The third and most recent was at another graduation ceremony. This one was for Eleven Fifty Academy. Their mission is to help close the nation’s growing technology skills gap through its mission of creating an ecosystem of coding talent that benefits the individual, their employer, and their community. Students range in age from teen to mid-life and beyond. My role was to tell my story, provide my thoughts on technology careers and then do a bit of Q&A. What an amazing group of students! I had some time over coffee to speak with several of them and learn their stories. Some are just starting their careers, others are re-inventing themselves for a second or third career. All incredibly inspiring. And yes, I think I took away more from the experience than they did!

Final Reflections

You’re getting the idea by now. What I love about blogging, what I love about speaking, is the interaction, the sharing of insights, the learning I am able to participate in through those pursuits. The people I have met (virtually and in person) have made my life richer, and they continue to shape my thinking. I am looking forward to listening, reading, learning and growing through the next eight years of writing and speaking.

I would love to hear from you. What’s on your mind? What’s on your heart?

Connect with me on LinkedIn.
Or Follow me on Twitter (@jtonindy)

Find my posts on a variety of platforms:

 

 

Wow! Where has the year gone? Seems like only yesterday we were kicking off 2013 and now we have said goodbye to it as we jump into 2014. To wrap up the year, I thought I would jump on the bandwagon and do a year end review of my own. Using a secret formula of views, Facebook Likes and Shares, Twitter re-Tweets and Favorites, LinkedIn Likes and Shares and website links I ranked the top 10 posts and just to be different, the bottom 10 posts. 2013 was a year of incredible highs as well as incredible lows, many of which I have shared here. Throughout it all, I’ve enjoyed the process of writing Rivers of Thought and I hope you have enjoyed my musings.
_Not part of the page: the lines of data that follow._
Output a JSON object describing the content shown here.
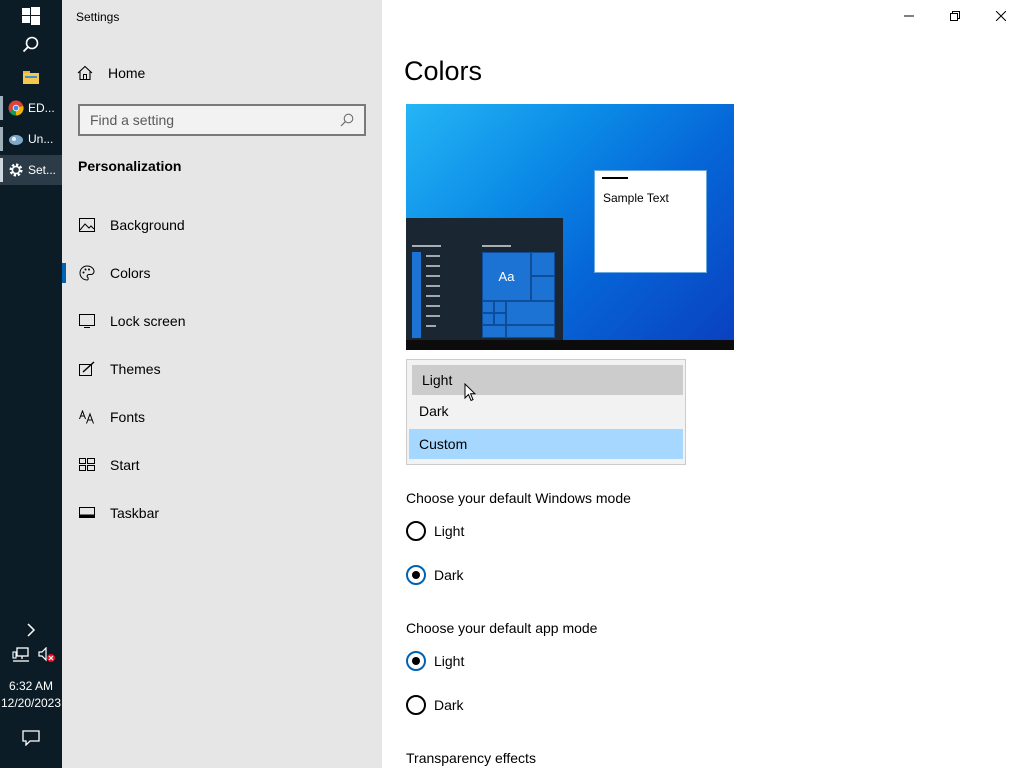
{
  "taskbar": {
    "apps": [
      {
        "label": "ED...",
        "icon": "chrome-icon"
      },
      {
        "label": "Un...",
        "icon": "app-icon"
      },
      {
        "label": "Set...",
        "icon": "gear-icon"
      }
    ],
    "time": "6:32 AM",
    "date": "12/20/2023"
  },
  "window": {
    "title": "Settings"
  },
  "nav": {
    "home_label": "Home",
    "search_placeholder": "Find a setting",
    "section_title": "Personalization",
    "items": [
      {
        "label": "Background",
        "icon": "picture-icon"
      },
      {
        "label": "Colors",
        "icon": "palette-icon"
      },
      {
        "label": "Lock screen",
        "icon": "lock-screen-icon"
      },
      {
        "label": "Themes",
        "icon": "brush-icon"
      },
      {
        "label": "Fonts",
        "icon": "font-icon"
      },
      {
        "label": "Start",
        "icon": "start-icon"
      },
      {
        "label": "Taskbar",
        "icon": "taskbar-icon"
      }
    ],
    "selected": "Colors"
  },
  "main": {
    "title": "Colors",
    "preview": {
      "sample_text": "Sample Text",
      "tile_text": "Aa"
    },
    "color_dropdown": {
      "options": [
        "Light",
        "Dark",
        "Custom"
      ],
      "hovered": "Light",
      "selected": "Custom"
    },
    "windows_mode": {
      "label": "Choose your default Windows mode",
      "options": [
        "Light",
        "Dark"
      ],
      "selected": "Dark"
    },
    "app_mode": {
      "label": "Choose your default app mode",
      "options": [
        "Light",
        "Dark"
      ],
      "selected": "Light"
    },
    "transparency_label": "Transparency effects"
  },
  "colors": {
    "accent": "#0063b1",
    "taskbar_bg": "#0b1c27",
    "nav_bg": "#e6e6e6",
    "dropdown_selected": "#a6d8ff"
  }
}
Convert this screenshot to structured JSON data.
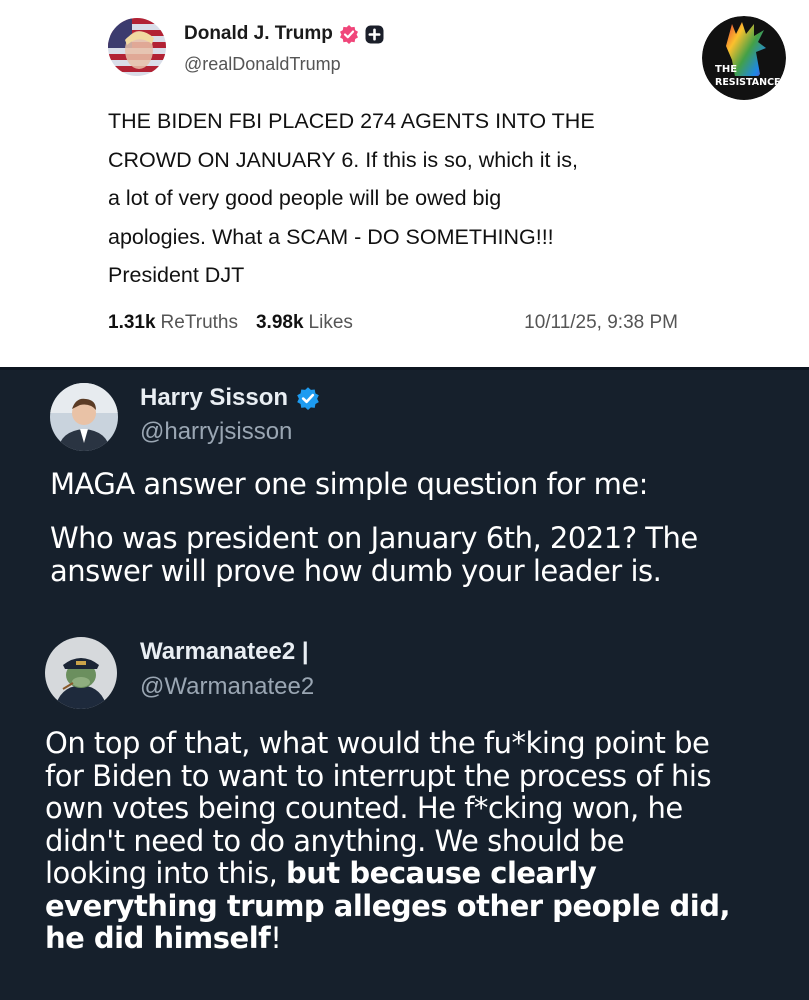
{
  "truth_post": {
    "author_name": "Donald J. Trump",
    "author_handle": "@realDonaldTrump",
    "body_lines": [
      "THE BIDEN FBI PLACED 274 AGENTS INTO THE",
      "CROWD ON JANUARY 6. If this is so, which it is,",
      "a lot of very good people will be owed big",
      "apologies. What a SCAM - DO SOMETHING!!!",
      "President DJT"
    ],
    "retruths_count": "1.31k",
    "retruths_label": "ReTruths",
    "likes_count": "3.98k",
    "likes_label": "Likes",
    "date": "10/11/25, 9:38 PM",
    "badge_lines": [
      "THE",
      "RESISTANCE"
    ]
  },
  "reply_1": {
    "author_name": "Harry Sisson",
    "author_handle": "@harryjsisson",
    "paragraph_1": "MAGA answer one simple question for me:",
    "paragraph_2_lines": [
      "Who was president on January 6th, 2021? The",
      "answer will prove how dumb your leader is."
    ]
  },
  "reply_2": {
    "author_name": "Warmanatee2 |",
    "author_handle": "@Warmanatee2",
    "body_lines": [
      "On top of that, what would the fu*king point be",
      "for Biden to want to interrupt the process of his",
      "own votes being counted. He f*cking won, he",
      "didn't need to do anything. We should be"
    ],
    "line_5_regular": "looking into this, ",
    "line_5_bold": "but because clearly",
    "bold_line_6": "everything trump alleges other people did,",
    "bold_line_7": "he did himself",
    "tail": "!"
  },
  "colors": {
    "verified_orange": "#f0467a",
    "verified_blue": "#1d9bf0",
    "dark_bg": "#16202c"
  }
}
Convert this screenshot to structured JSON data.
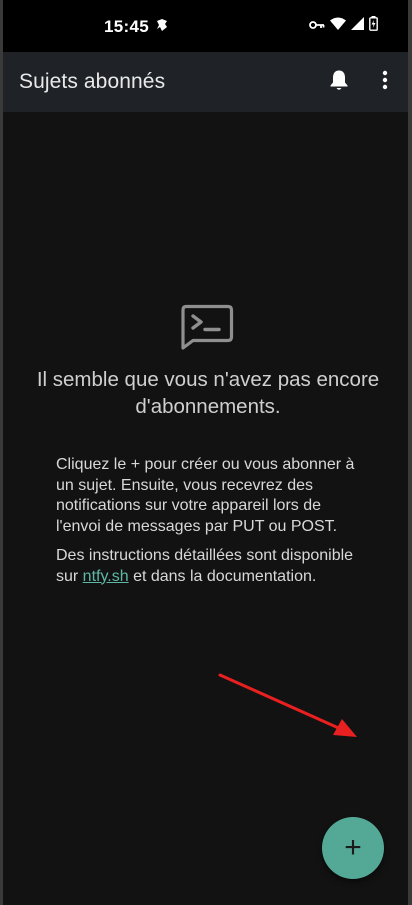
{
  "status_bar": {
    "time": "15:45",
    "icons": [
      "notification-app-icon",
      "vpn-key-icon",
      "wifi-icon",
      "signal-icon",
      "battery-charging-icon"
    ]
  },
  "app_bar": {
    "title": "Sujets abonnés",
    "icons": [
      "bell-icon",
      "more-vert-icon"
    ]
  },
  "empty_state": {
    "icon": "terminal-message-icon",
    "title": "Il semble que vous n'avez pas encore d'abonnements.",
    "paragraph1": "Cliquez le + pour créer ou vous abonner à un sujet. Ensuite, vous recevrez des notifications sur votre appareil lors de l'envoi de messages par PUT ou POST.",
    "paragraph2_before": "Des instructions détaillées sont disponible sur ",
    "paragraph2_link": "ntfy.sh",
    "paragraph2_after": " et dans la documentation."
  },
  "fab": {
    "label": "+"
  },
  "colors": {
    "background": "#121212",
    "app_bar": "#1f2327",
    "accent": "#54a996",
    "link": "#5fb8a5",
    "annotation_arrow": "#e8201f"
  }
}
crop380w_iStock_000022454598XSmallSo, without further delay: the TOP 10 in order:

Living in a Virtual World – Big Data in 4DX

How Arlo Guthrie Saved My Life

Mary Ellen Ton 1933-1980-2013: The Woman with Two Dashes

An Old Dog Goes Back to High School and Learns Some New Tricks

My Mother Was a Jesus Freak

Take Your Vendors for a Ride – A Hay Ride

One Bourbon, One Shot, One Beer

The Curse of the Black Walnut

VMWorld 2013 – One person’s somewhat skewed experience

N.C.I.S Indianapolis: Episode 1 – Networks

And now…the Bottom 10-from lowest of the low to highest of the low (my editorial comments in () ):1366381892920304628free-violet-button-arrow_bottom_left-md

N.C.I.S. Indianapolis – Episode 4: Systems   (Cindy I told you we didn’t have to worry!)

N.C.I.S. Indianapolis – Series Finale: The Results  (Attention span, what attention span?)

N.C.I.S. Indianapolis – Episode 2: Communication and Collaboration

N.C.I.S. Indianapolis – Episode 3: Information

5,000 Views   (Granted, this post and the one you are reading are really self-serving)

Shades of Grey   (Still my favorite title!)

Go and Get Your Google On – Our Journey to the Cloud   (Still one of my favorite Brad Real lyrics)

N.C.I.S Indianapolis – The Pilot    (Can’t blame this one on attention span!)

I will never take notes again!    (Still not taking notes!)

The Donut Hole  (Perhaps no one reads blogs during the holidays!)

Thank you again for the honor and the gift for moments of your time to read my thoughts! Here is to a better and brighter 2014 for us all!

If anything you read here or in other posts strikes a chord, I would love to hear from you. Leave a comment, hit me up on Twitter (@jtongici), find me on LinkedIn, or Google +.